33.

Scroggs DM, Miller DK, Griffin JL, Wilcut JW, Blouin DC, Stewart AM, Vidrine PR (2007) Effectiveness of preemergence herbicides and postemergence glyphosate programs in second-generation glyphosate-resistant cotton. Weed Technol 21:877–881 Google Scholar

34.

Senseman SA (2007) Flumioxazin. In : Herbicide Handbook. Lawrence, KS: Weed Science Society of America. Pp 202–203 Google Scholar

35.

Sheets TJ, Crafts AS, Drever HR (1962) Influence of soil properties on the phytotoxicities of the S-triazine herbicides. J Agric Food Chem 10: 458–462 Google Scholar

36.

Sosnoskie LM, Culpepper AS (2014) Glyphosate-resistant Palmer amaranth (Amaranthus palmeri) increases herbicide use, tillage and hand-weeding in Georgia cotton. Weed Sci 62:393–402 Google Scholar

37.

Stevenson FJ (1972) Organic matter reactions involving herbicides in soil. J Environ Qual 1:333–343 Google Scholar

38.

Weber JB, Tucker MR, Isaac RA (1987) Making herbicide rate recommendations based on soil tests. Weed Technol 1:41–45 Google Scholar

39.

Whitaker JR, York AC, Jordan DL, Culpepper AS (2011a) Weed management with glyphosate- and glufosinate-based systems in PHY 485 WRF cotton. Weed Technol 25:183–191 Google Scholar

40.

Whitaker JR, York AC, Jordon DL, Culpepper AS, Sosnoskie LM (2011b) Residual herbicides for Palmer amaranth control. J Cotton Sci 15:89–99 Google Scholar
© The Author(s), 2020. Published by Cambridge University Press on behalf of Weed Science Society of America.

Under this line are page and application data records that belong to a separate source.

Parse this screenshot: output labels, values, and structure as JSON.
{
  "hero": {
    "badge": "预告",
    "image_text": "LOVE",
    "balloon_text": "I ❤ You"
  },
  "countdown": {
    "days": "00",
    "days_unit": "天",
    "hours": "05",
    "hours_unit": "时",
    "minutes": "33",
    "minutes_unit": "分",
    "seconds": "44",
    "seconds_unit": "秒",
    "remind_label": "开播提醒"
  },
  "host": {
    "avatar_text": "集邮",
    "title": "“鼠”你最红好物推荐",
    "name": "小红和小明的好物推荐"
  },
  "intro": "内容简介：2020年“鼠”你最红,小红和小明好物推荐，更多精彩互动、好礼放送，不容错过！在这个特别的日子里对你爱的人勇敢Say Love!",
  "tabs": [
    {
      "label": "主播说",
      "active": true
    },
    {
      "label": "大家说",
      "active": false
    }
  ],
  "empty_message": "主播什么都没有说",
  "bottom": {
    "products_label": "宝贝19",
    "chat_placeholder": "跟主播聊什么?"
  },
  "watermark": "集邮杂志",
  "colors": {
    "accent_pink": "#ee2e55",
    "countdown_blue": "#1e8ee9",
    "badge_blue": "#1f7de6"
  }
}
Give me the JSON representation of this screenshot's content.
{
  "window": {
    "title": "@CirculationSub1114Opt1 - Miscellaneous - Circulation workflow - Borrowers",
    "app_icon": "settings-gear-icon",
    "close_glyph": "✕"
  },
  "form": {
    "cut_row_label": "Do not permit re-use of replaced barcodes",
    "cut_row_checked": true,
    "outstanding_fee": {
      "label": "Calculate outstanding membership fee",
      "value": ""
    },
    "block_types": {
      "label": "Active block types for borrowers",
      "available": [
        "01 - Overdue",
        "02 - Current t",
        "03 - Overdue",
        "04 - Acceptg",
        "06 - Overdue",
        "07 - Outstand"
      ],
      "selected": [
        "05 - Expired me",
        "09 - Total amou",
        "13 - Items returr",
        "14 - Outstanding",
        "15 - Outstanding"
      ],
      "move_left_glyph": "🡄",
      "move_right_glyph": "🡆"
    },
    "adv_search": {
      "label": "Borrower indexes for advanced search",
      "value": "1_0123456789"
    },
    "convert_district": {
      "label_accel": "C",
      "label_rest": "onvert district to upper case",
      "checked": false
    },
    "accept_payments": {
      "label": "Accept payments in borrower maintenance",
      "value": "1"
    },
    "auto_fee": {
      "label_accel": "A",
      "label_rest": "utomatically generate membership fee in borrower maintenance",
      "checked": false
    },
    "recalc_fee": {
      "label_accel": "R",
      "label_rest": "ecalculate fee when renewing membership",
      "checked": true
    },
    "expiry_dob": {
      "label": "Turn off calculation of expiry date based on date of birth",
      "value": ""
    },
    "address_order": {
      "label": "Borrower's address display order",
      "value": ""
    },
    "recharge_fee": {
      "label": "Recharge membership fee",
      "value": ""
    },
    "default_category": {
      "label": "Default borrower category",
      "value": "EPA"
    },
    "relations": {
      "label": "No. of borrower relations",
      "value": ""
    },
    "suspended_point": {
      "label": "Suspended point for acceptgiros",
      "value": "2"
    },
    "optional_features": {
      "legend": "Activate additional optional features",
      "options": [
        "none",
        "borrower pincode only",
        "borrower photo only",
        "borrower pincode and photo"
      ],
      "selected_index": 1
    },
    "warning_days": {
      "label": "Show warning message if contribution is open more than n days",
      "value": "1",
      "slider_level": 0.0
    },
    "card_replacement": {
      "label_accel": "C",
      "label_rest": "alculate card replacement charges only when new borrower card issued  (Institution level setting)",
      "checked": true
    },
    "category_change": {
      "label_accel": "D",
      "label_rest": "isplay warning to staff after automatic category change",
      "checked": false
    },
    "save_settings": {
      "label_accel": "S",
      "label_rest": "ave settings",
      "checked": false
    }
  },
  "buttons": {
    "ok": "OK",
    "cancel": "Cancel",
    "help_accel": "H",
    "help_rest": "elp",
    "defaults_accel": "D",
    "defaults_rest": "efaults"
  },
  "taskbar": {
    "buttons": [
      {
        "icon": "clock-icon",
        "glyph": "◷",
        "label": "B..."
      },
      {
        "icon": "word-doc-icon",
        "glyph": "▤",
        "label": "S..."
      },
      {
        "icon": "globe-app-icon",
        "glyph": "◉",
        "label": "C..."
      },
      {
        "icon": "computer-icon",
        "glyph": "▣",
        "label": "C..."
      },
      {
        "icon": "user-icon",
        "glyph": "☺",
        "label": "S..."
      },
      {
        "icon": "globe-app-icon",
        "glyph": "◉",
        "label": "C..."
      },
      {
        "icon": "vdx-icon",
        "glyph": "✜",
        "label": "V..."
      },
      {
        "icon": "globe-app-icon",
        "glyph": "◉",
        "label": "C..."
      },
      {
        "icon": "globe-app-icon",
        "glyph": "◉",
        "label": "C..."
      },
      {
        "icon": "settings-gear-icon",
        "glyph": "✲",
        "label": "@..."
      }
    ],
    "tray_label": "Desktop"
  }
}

This is an Open Access article, distributed under the terms of the Creative Commons Attribution licence (http://creativecommons.org/licenses/by/4.0/), which permits unrestricted re-use, distribution, and reproduction in any medium, provided the original work is properly cited.
B. Scott Asher, Peter A. Dotray, Rex A. Liebl, J. Wayne Keeling, Glen D. Ritchie, Theophilus K. Udeigwe, Jacob D. Reed, Kyle E. Keller, Steve J. Bowe, Ryan B. Aldridge, and Anja Simon "Vertical mobility and cotton tolerance to trifludimoxazin, a new protoporphyrinogen oxidase-inhibiting herbicide, in three West Texas soils," Weed Technology 35(1), 144-148, (25 August 2020). https://doi.org/10.1017/wet.2020.95
Received: 9 June 2020; Accepted: 19 August 2020; Published: 25 August 2020
JOURNAL ARTICLE
5 PAGES


SHARE
ARTICLE IMPACT
Back to Top